> Problem to work on:
Every picture is to be removed, and all the data is to be copied exactly.

> Information provided:

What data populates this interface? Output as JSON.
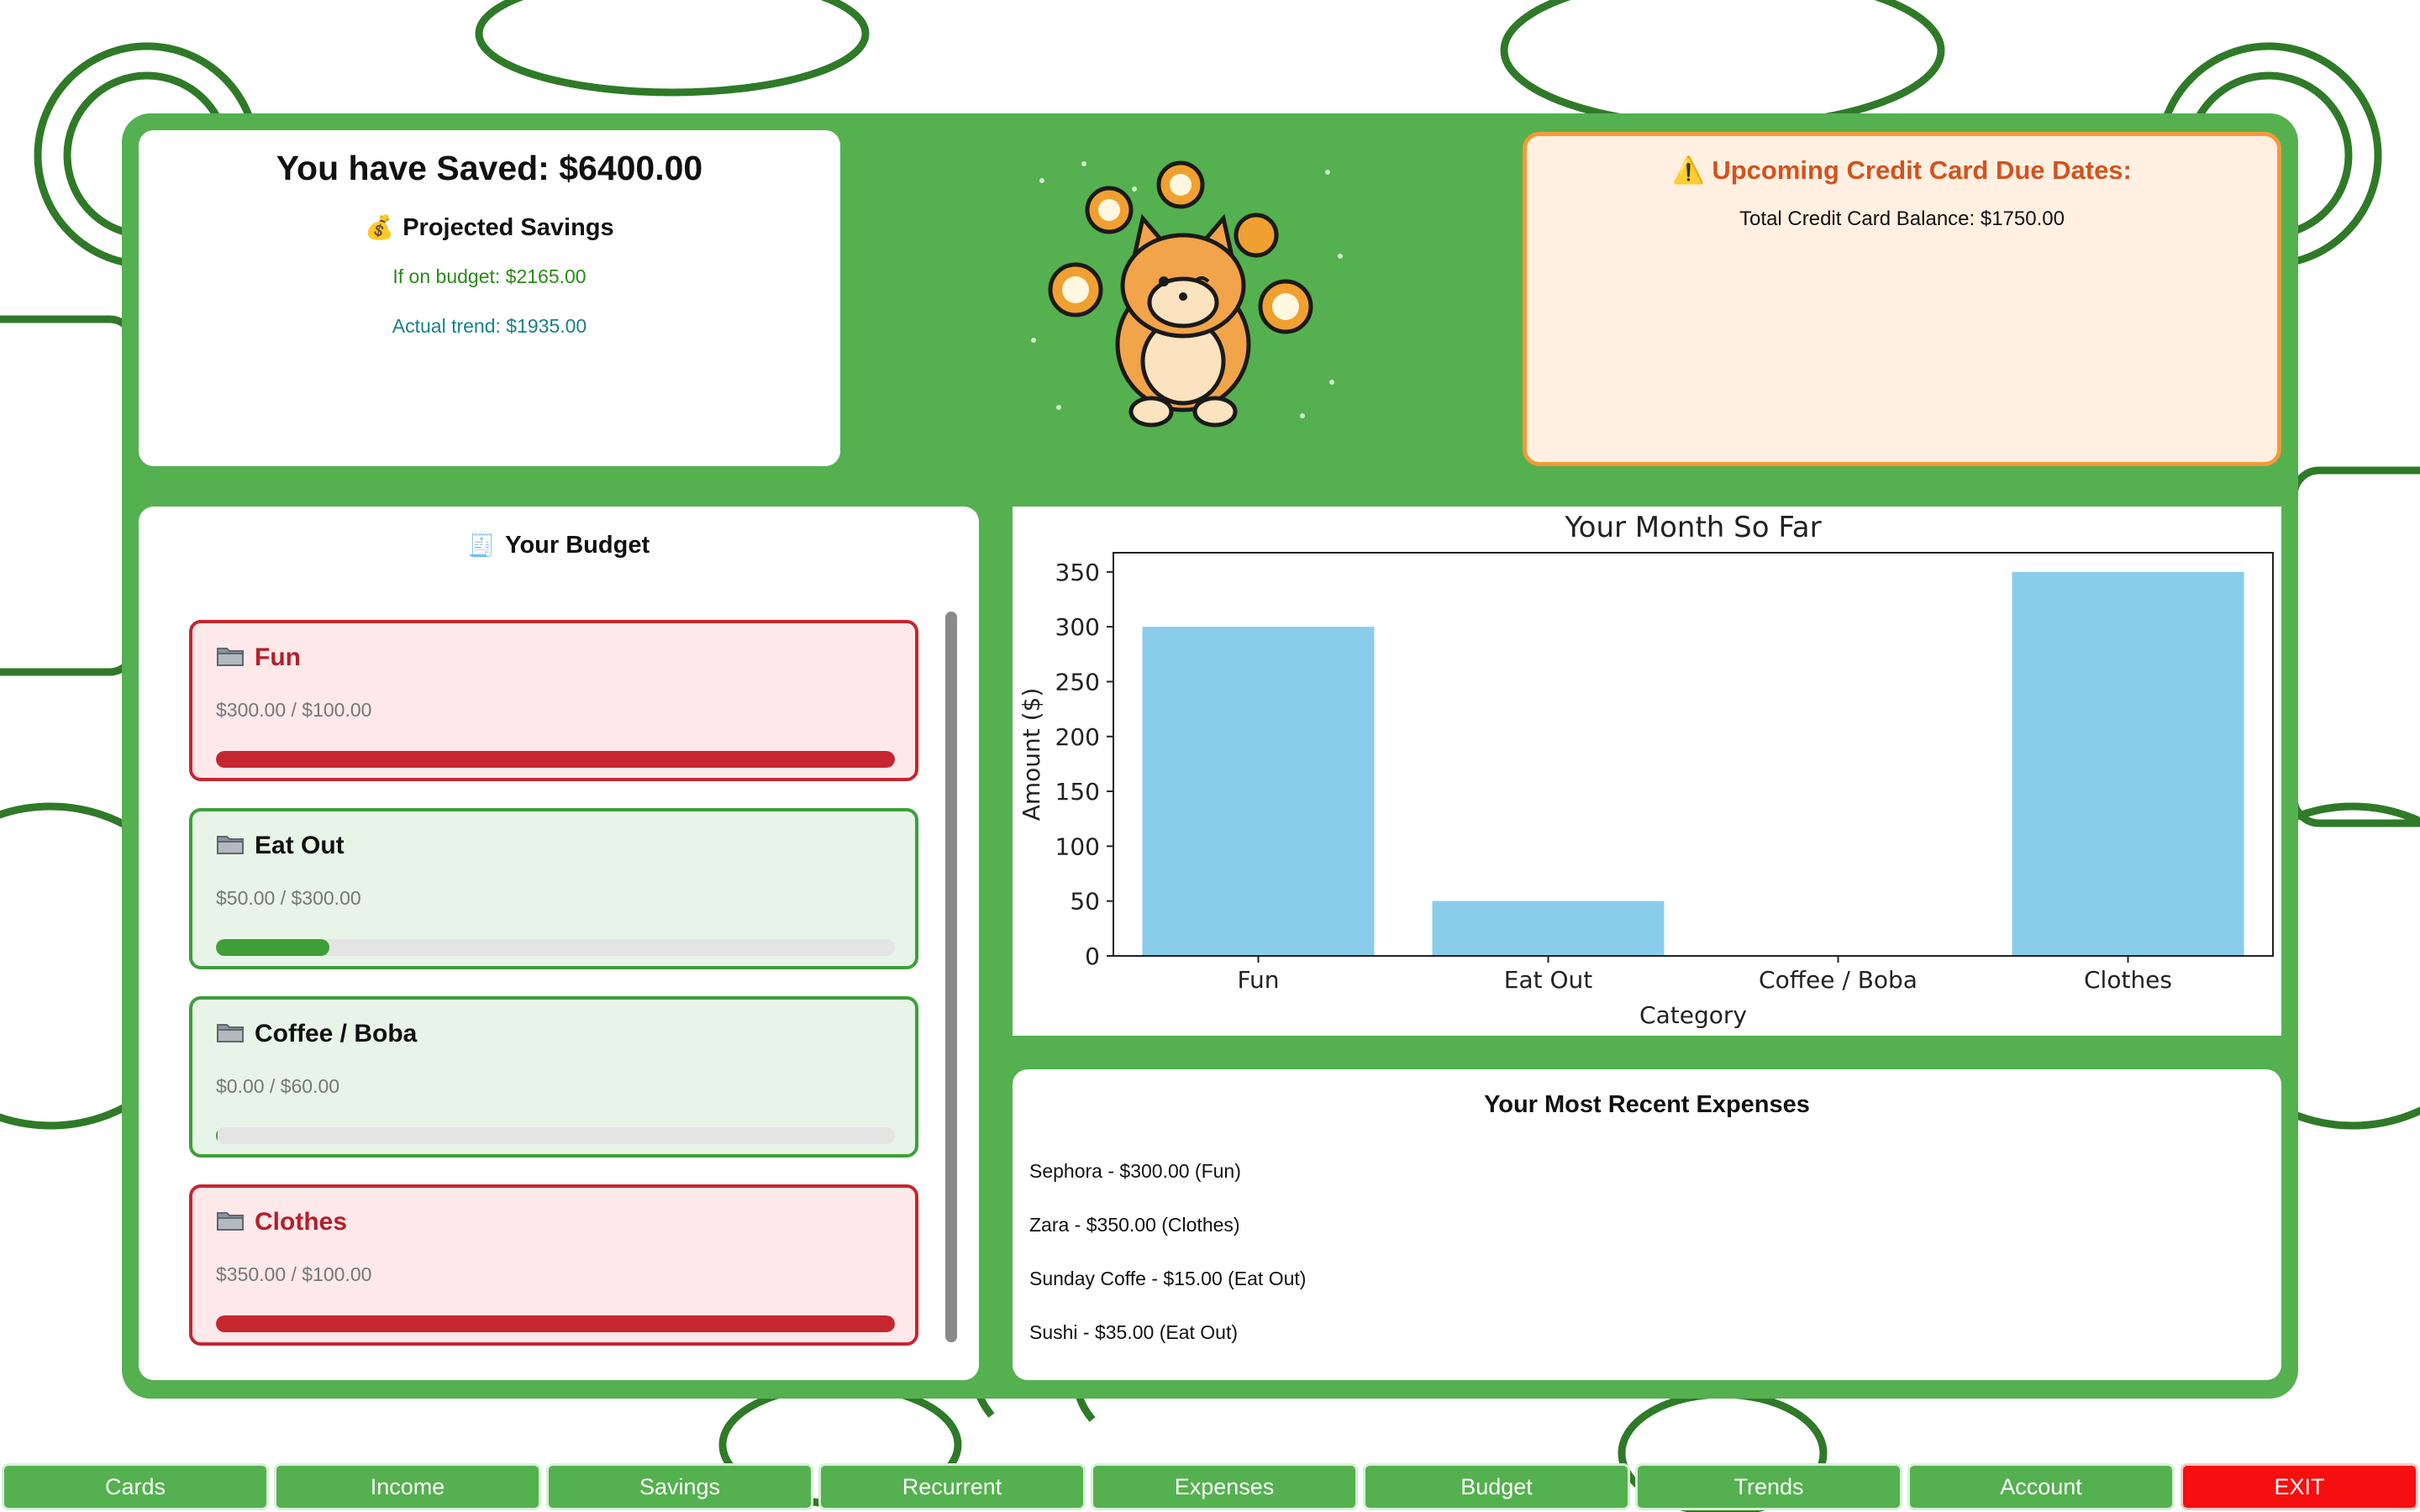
{
  "colors": {
    "brand_green": "#55b050",
    "over_budget_red": "#c5262f",
    "on_budget_green": "#3e9f3a",
    "warning_orange": "#d2531f",
    "bar_blue": "#89cdeb",
    "exit_red": "#f50f0f"
  },
  "savings": {
    "title": "You have Saved: $6400.00",
    "projected_icon": "money-bag-icon",
    "projected_title": "Projected Savings",
    "on_budget": "If on budget: $2165.00",
    "actual_trend": "Actual trend: $1935.00"
  },
  "mascot": {
    "icon": "shiba-juggling-coins-icon"
  },
  "credit_cards": {
    "icon": "warning-icon",
    "title": "Upcoming Credit Card Due Dates:",
    "total": "Total Credit Card Balance: $1750.00"
  },
  "budget": {
    "icon": "receipt-icon",
    "title": "Your Budget",
    "items": [
      {
        "name": "Fun",
        "amount": "$300.00 / $100.00",
        "status": "over",
        "progress": 1.0,
        "icon": "folder-icon"
      },
      {
        "name": "Eat Out",
        "amount": "$50.00 / $300.00",
        "status": "ok",
        "progress": 0.1667,
        "icon": "folder-icon"
      },
      {
        "name": "Coffee / Boba",
        "amount": "$0.00 / $60.00",
        "status": "ok",
        "progress": 0.0,
        "icon": "folder-icon"
      },
      {
        "name": "Clothes",
        "amount": "$350.00 / $100.00",
        "status": "over",
        "progress": 1.0,
        "icon": "folder-icon"
      }
    ]
  },
  "chart_data": {
    "type": "bar",
    "title": "Your Month So Far",
    "xlabel": "Category",
    "ylabel": "Amount ($)",
    "categories": [
      "Fun",
      "Eat Out",
      "Coffee / Boba",
      "Clothes"
    ],
    "values": [
      300,
      50,
      0,
      350
    ],
    "yticks": [
      0,
      50,
      100,
      150,
      200,
      250,
      300,
      350
    ],
    "ylim": [
      0,
      367.5
    ],
    "grid": false,
    "color": "#89cdeb"
  },
  "recent": {
    "title": "Your Most Recent Expenses",
    "items": [
      "Sephora - $300.00 (Fun)",
      "Zara - $350.00 (Clothes)",
      "Sunday Coffe - $15.00 (Eat Out)",
      "Sushi - $35.00 (Eat Out)"
    ]
  },
  "nav": {
    "buttons": [
      "Cards",
      "Income",
      "Savings",
      "Recurrent",
      "Expenses",
      "Budget",
      "Trends",
      "Account",
      "EXIT"
    ]
  }
}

> Result for this exercise:
What data populates this interface? Output as JSON.
{
  "colors": {
    "brand_green": "#55b050",
    "over_budget_red": "#c5262f",
    "on_budget_green": "#3e9f3a",
    "warning_orange": "#d2531f",
    "bar_blue": "#89cdeb",
    "exit_red": "#f50f0f"
  },
  "savings": {
    "title": "You have Saved: $6400.00",
    "projected_icon": "money-bag-icon",
    "projected_title": "Projected Savings",
    "on_budget": "If on budget: $2165.00",
    "actual_trend": "Actual trend: $1935.00"
  },
  "mascot": {
    "icon": "shiba-juggling-coins-icon"
  },
  "credit_cards": {
    "icon": "warning-icon",
    "title": "Upcoming Credit Card Due Dates:",
    "total": "Total Credit Card Balance: $1750.00"
  },
  "budget": {
    "icon": "receipt-icon",
    "title": "Your Budget",
    "items": [
      {
        "name": "Fun",
        "amount": "$300.00 / $100.00",
        "status": "over",
        "progress": 1.0,
        "icon": "folder-icon"
      },
      {
        "name": "Eat Out",
        "amount": "$50.00 / $300.00",
        "status": "ok",
        "progress": 0.1667,
        "icon": "folder-icon"
      },
      {
        "name": "Coffee / Boba",
        "amount": "$0.00 / $60.00",
        "status": "ok",
        "progress": 0.0,
        "icon": "folder-icon"
      },
      {
        "name": "Clothes",
        "amount": "$350.00 / $100.00",
        "status": "over",
        "progress": 1.0,
        "icon": "folder-icon"
      }
    ]
  },
  "chart_data": {
    "type": "bar",
    "title": "Your Month So Far",
    "xlabel": "Category",
    "ylabel": "Amount ($)",
    "categories": [
      "Fun",
      "Eat Out",
      "Coffee / Boba",
      "Clothes"
    ],
    "values": [
      300,
      50,
      0,
      350
    ],
    "yticks": [
      0,
      50,
      100,
      150,
      200,
      250,
      300,
      350
    ],
    "ylim": [
      0,
      367.5
    ],
    "grid": false,
    "color": "#89cdeb"
  },
  "recent": {
    "title": "Your Most Recent Expenses",
    "items": [
      "Sephora - $300.00 (Fun)",
      "Zara - $350.00 (Clothes)",
      "Sunday Coffe - $15.00 (Eat Out)",
      "Sushi - $35.00 (Eat Out)"
    ]
  },
  "nav": {
    "buttons": [
      "Cards",
      "Income",
      "Savings",
      "Recurrent",
      "Expenses",
      "Budget",
      "Trends",
      "Account",
      "EXIT"
    ]
  }
}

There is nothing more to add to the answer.